Fargo The Lord of No Mercy Review

(Every week, we’re going to kick off a discussion about Fargo season 3 by answering one simple question: who f*cked up the most this week?)

“The Lord of No Mercy” is a more than fitting title for this week’s episode of FargoNoah Hawley‘s FX series got grimmer this week, paying off previous events in an unexpected and tragic fashion. Things are destined to only get worse from here, but the two most recent episodes of Fargo had few laughs to soften some serious blows.

Read More »

Better Call Saul Expenses Review

(Every week, we’re going to kick off discussion about Better Call Saul season 3 by answering one simple question: who came out on top when the credits rolled?)

At this point in Better Call Saul, it’s difficult to know whether or not we’re supposed to root for Jimmy (Bob Odenkirk). Obviously, to a certain degree, we are. We’re in his house, after all. He’s hit rock bottom in “Expenses,” and though we know he’ll end up back on top (sort of) by the time Breaking Bad begins, it’s become obvious that the path there is going to be a profoundly ugly one. “Expenses” plays like a partner to “Chicanery” as an episode that captures exactly just how naturalistic the drama at the center of it is. It’s a show that’s pared down and precise — the pain doesn’t come from the near-operatic as it did in Breaking Bad, it comes from small, simple human foibles.

Read More »

Cool Posts From Around the Web:

Twin Peaks refresher

I’m still shocked that David Lynch and Mark Frost’s Twin Peaks aired on a major television network – let alone in primetime.
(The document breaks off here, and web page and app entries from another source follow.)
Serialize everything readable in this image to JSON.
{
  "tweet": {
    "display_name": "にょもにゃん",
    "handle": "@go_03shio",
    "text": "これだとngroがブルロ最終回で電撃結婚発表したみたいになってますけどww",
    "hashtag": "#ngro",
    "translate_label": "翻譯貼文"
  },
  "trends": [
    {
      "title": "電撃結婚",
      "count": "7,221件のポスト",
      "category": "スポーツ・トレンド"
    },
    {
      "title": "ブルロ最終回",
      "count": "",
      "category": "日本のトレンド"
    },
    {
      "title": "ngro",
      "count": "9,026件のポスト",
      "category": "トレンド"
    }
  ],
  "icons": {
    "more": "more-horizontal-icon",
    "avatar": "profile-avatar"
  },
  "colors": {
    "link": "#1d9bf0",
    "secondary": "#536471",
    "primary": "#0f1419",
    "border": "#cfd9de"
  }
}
The series heavily influenced a lot of prestige TV that followed its cancellation after its second season back in 1991, but I can’t think of another show that’s ever run the gamut of styles and genres quite the way this one did. The original run of episodes was thrilling because we had absolutely no idea what kind of show it would be from one moment to the next. Twin Peaks was the absolute king of tonal shifts, often whipping from surreal to comedic, from melodramatic to genuinely heartbreaking, from profound to eye-rollingly dumb. This show contained multitudes. But through it all, it remained enigmatic, eccentric, exciting, and distinctly Lynchian – even when Lynch himself scaled back his involvement during the show’s questionable second season.
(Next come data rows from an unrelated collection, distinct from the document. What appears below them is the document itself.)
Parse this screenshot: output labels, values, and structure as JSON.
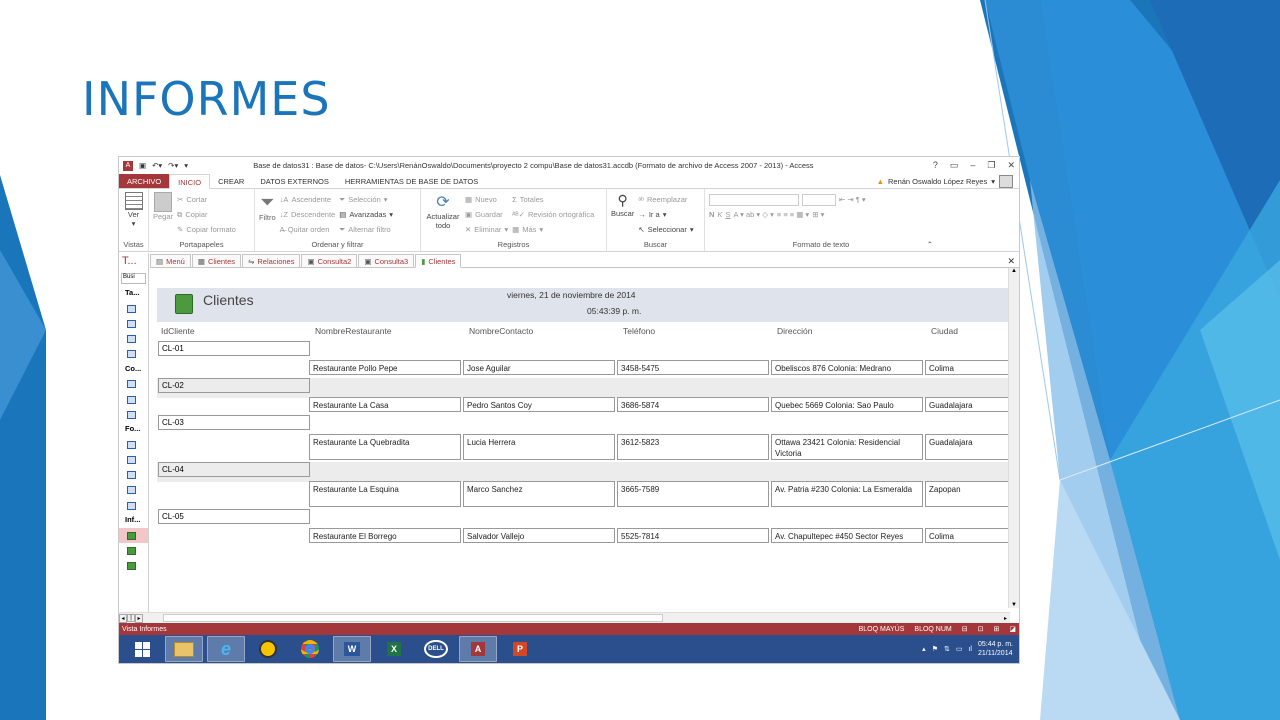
{
  "slide": {
    "title": "INFORMES"
  },
  "window": {
    "title": "Base de datos31 : Base de datos- C:\\Users\\RenánOswaldo\\Documents\\proyecto 2 compu\\Base de datos31.accdb (Formato de archivo de Access 2007 - 2013) - Access",
    "controls": [
      "?",
      "▭",
      "–",
      "❐",
      "✕"
    ]
  },
  "ribbon_tabs": [
    "ARCHIVO",
    "INICIO",
    "CREAR",
    "DATOS EXTERNOS",
    "HERRAMIENTAS DE BASE DE DATOS"
  ],
  "user": "Renán Oswaldo López Reyes",
  "ribbon": {
    "vistas": {
      "ver": "Ver",
      "label": "Vistas"
    },
    "portapapeles": {
      "pegar": "Pegar",
      "cortar": "Cortar",
      "copiar": "Copiar",
      "copiar_formato": "Copiar formato",
      "label": "Portapapeles"
    },
    "ordenar": {
      "filtro": "Filtro",
      "ascendente": "Ascendente",
      "descendente": "Descendente",
      "quitar": "Quitar orden",
      "seleccion": "Selección",
      "avanzadas": "Avanzadas",
      "alternar": "Alternar filtro",
      "label": "Ordenar y filtrar"
    },
    "registros": {
      "actualizar": "Actualizar todo",
      "nuevo": "Nuevo",
      "guardar": "Guardar",
      "eliminar": "Eliminar",
      "totales": "Totales",
      "ortografia": "Revisión ortográfica",
      "mas": "Más",
      "label": "Registros"
    },
    "buscar": {
      "buscar": "Buscar",
      "reemplazar": "Reemplazar",
      "ira": "Ir a",
      "seleccionar": "Seleccionar",
      "label": "Buscar"
    },
    "formato": {
      "label": "Formato de texto",
      "n": "N",
      "k": "K",
      "s": "S"
    }
  },
  "nav": {
    "header": "T...",
    "search": "Busi",
    "sections": [
      {
        "label": "Ta...",
        "count": 4
      },
      {
        "label": "Co...",
        "count": 3
      },
      {
        "label": "Fo...",
        "count": 5
      },
      {
        "label": "Inf...",
        "count": 3
      }
    ]
  },
  "doc_tabs": [
    "Menú",
    "Clientes",
    "Relaciones",
    "Consulta2",
    "Consulta3",
    "Clientes"
  ],
  "report": {
    "title": "Clientes",
    "date": "viernes, 21 de noviembre de 2014",
    "time": "05:43:39 p. m.",
    "columns": [
      "IdCliente",
      "NombreRestaurante",
      "NombreContacto",
      "Teléfono",
      "Dirección",
      "Ciudad"
    ],
    "groups": [
      {
        "id": "CL-01",
        "restaurante": "Restaurante Pollo Pepe",
        "contacto": "Jose Aguilar",
        "telefono": "3458-5475",
        "direccion": "Obeliscos 876 Colonia: Medrano",
        "ciudad": "Colima"
      },
      {
        "id": "CL-02",
        "restaurante": "Restaurante La Casa",
        "contacto": "Pedro Santos Coy",
        "telefono": "3686-5874",
        "direccion": "Quebec 5669 Colonia: Sao Paulo",
        "ciudad": "Guadalajara"
      },
      {
        "id": "CL-03",
        "restaurante": "Restaurante La Quebradita",
        "contacto": "Lucia Herrera",
        "telefono": "3612-5823",
        "direccion": "Ottawa 23421 Colonia: Residencial Victoria",
        "ciudad": "Guadalajara"
      },
      {
        "id": "CL-04",
        "restaurante": "Restaurante La Esquina",
        "contacto": "Marco Sanchez",
        "telefono": "3665-7589",
        "direccion": "Av. Patria #230 Colonia: La Esmeralda",
        "ciudad": "Zapopan"
      },
      {
        "id": "CL-05",
        "restaurante": "Restaurante El Borrego",
        "contacto": "Salvador Vallejo",
        "telefono": "5525-7814",
        "direccion": "Av. Chapultepec #450 Sector Reyes",
        "ciudad": "Colima"
      }
    ],
    "count": "5"
  },
  "status": {
    "left": "Vista Informes",
    "caps": "BLOQ MAYÚS",
    "num": "BLOQ NUM"
  },
  "taskbar": {
    "apps": [
      "explorer",
      "ie",
      "norton",
      "chrome",
      "W",
      "X",
      "DELL",
      "A",
      "P"
    ],
    "clock_time": "05:44 p. m.",
    "clock_date": "21/11/2014"
  },
  "colors": {
    "accent": "#a4373a",
    "title_blue": "#1b75bb",
    "taskbar": "#2a4f8c"
  }
}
With the limited series revival heading to Showtime this weekend, now’s a good time for a refresher about what you need to know, some questions left unanswered, and a bit of good old-fashioned speculation about what we might see in the future. Grab a cup of damn fine coffee, a slice of cherry pie, and join me for a whirlwind trip to small town America in the Pacific Northwest.
Read More »